The glistening, dust-covered smiling faces of the group said it all as we took a welcomed last breather and soaked in the view. But it was a short reprieve. Nicolas had his tire changed in no time and we were on the home stretch.
The last section was like nothing I could have imagined. It consisted of a deep, narrow canyon-like system of trails, eroded and sculpted by a century or more of use. The walls on either side, at times 20 feet high, were within arms reach much of the time, as you more like ‘surfed’ down them around switchback after switchback, on the soft sandy bottom. I was probably as close as I’ve ever come to experiencing pure elation, on a bike. I didn’t care how much my hands cramped, my arms ached or my back screamed… when we finally came ripping out at the bottom, back on to the road, I wanted to go right back up and do it all over again – every kilometer, every vertical meter of it… And I know I wasn’t the only one. As we all rolled out that last km down into town to the pick up point, there wasn’t much chatter – everyone was quiet.
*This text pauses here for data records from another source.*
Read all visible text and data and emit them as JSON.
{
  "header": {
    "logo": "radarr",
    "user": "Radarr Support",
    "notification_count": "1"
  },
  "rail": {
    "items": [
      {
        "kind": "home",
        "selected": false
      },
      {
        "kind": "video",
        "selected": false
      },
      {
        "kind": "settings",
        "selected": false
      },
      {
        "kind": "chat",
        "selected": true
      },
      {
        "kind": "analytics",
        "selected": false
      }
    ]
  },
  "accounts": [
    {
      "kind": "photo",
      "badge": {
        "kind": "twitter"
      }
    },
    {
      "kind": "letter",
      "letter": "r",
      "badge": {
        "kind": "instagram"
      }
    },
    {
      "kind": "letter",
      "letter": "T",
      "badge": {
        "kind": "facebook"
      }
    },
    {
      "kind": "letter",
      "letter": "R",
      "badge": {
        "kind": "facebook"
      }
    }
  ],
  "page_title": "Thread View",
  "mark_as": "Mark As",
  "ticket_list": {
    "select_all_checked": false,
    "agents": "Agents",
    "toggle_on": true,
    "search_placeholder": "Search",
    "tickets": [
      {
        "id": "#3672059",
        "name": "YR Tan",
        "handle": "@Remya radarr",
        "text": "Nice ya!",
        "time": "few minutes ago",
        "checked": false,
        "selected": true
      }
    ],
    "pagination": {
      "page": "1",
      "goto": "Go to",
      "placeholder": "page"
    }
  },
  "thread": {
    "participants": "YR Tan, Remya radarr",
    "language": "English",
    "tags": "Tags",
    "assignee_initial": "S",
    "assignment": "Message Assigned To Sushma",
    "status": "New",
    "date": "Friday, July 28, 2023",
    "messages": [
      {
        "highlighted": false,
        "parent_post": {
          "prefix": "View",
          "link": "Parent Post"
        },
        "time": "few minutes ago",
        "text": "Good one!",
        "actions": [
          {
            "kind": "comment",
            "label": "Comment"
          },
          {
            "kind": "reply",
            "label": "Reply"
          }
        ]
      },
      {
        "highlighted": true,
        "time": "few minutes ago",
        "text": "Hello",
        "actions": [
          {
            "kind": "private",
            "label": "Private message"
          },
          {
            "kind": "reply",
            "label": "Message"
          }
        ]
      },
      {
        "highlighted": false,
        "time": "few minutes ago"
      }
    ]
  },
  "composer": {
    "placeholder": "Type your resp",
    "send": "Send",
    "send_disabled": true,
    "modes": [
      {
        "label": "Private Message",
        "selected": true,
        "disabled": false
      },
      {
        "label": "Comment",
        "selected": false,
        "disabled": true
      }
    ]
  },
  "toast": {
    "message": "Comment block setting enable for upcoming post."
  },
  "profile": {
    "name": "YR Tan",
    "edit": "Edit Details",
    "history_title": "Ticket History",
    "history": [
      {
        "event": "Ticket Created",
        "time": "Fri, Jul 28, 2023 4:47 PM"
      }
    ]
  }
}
From total exhaustion – sure, but I think more from the feeling of just being totally and completely happy, pure and simple. And that is what I now think down hilling is ultimately about – the honest and intense joy of it. Why would you ever want to spoil that by slogging a DH rig up the mountain…
We ended the day off with a few well-earned ice cold Aguilas, and Club Columbia Rojos.
So, after decades of mountain biking, that was my first ‘real’ downhill experience. Not too shabby if you ask me. But was it good enough to convert this old XC racer? Well, let’s just say I’ve already started planning where my 2nd downhill experience will take me.
BIG thank you to Nicolas and David, our excellent tour guides, to the San Gil Tour Company and Colombian Bike Junkies, for a fantastic, fun, safe, well-organized and supported day out on the bikes.
And thank you too, to Bojan, Gerry, Grady and Tamar. I’d ride with any of you, anywhere.